(Records excerpted from a collection)
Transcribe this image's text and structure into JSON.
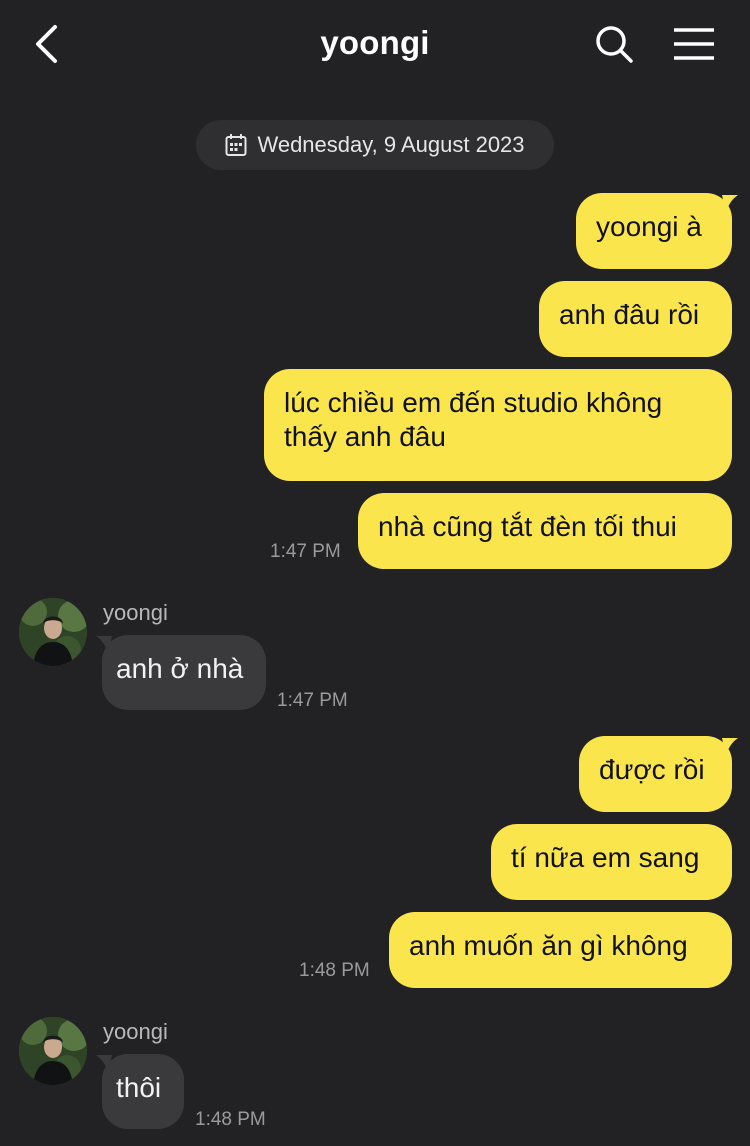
{
  "header": {
    "title": "yoongi"
  },
  "date_divider": "Wednesday, 9 August 2023",
  "messages": {
    "m1": "yoongi à",
    "m2": "anh đâu rồi",
    "m3": "lúc chiều em đến studio không thấy anh đâu",
    "m4": "nhà cũng tắt đèn tối thui",
    "m4_time": "1:47 PM",
    "r1_sender": "yoongi",
    "r1": "anh ở nhà",
    "r1_time": "1:47 PM",
    "m5": "được rồi",
    "m6": "tí nữa em sang",
    "m7": "anh muốn ăn gì không",
    "m7_time": "1:48 PM",
    "r2_sender": "yoongi",
    "r2": "thôi",
    "r2_time": "1:48 PM"
  },
  "colors": {
    "background": "#222224",
    "sent_bubble": "#fae64c",
    "received_bubble": "#3a3a3d"
  }
}
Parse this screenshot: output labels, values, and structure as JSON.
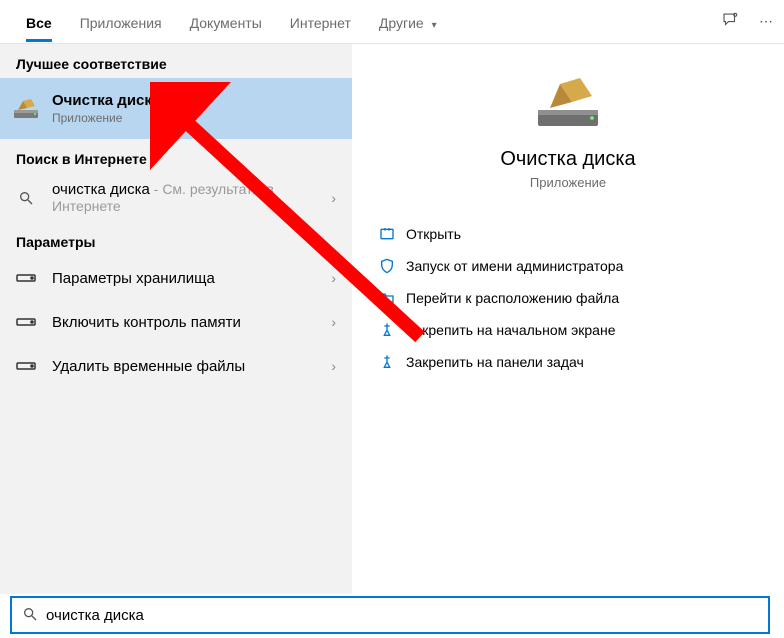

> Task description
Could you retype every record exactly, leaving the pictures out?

> Result for this task
Transcribe this image's text and structure into JSON.
{
  "header": {
    "title": "yoongi"
  },
  "date_divider": "Wednesday, 9 August 2023",
  "messages": {
    "m1": "yoongi à",
    "m2": "anh đâu rồi",
    "m3": "lúc chiều em đến studio không thấy anh đâu",
    "m4": "nhà cũng tắt đèn tối thui",
    "m4_time": "1:47 PM",
    "r1_sender": "yoongi",
    "r1": "anh ở nhà",
    "r1_time": "1:47 PM",
    "m5": "được rồi",
    "m6": "tí nữa em sang",
    "m7": "anh muốn ăn gì không",
    "m7_time": "1:48 PM",
    "r2_sender": "yoongi",
    "r2": "thôi",
    "r2_time": "1:48 PM"
  },
  "colors": {
    "background": "#222224",
    "sent_bubble": "#fae64c",
    "received_bubble": "#3a3a3d"
  }
}
Parse this screenshot: output labels, values, and structure as JSON.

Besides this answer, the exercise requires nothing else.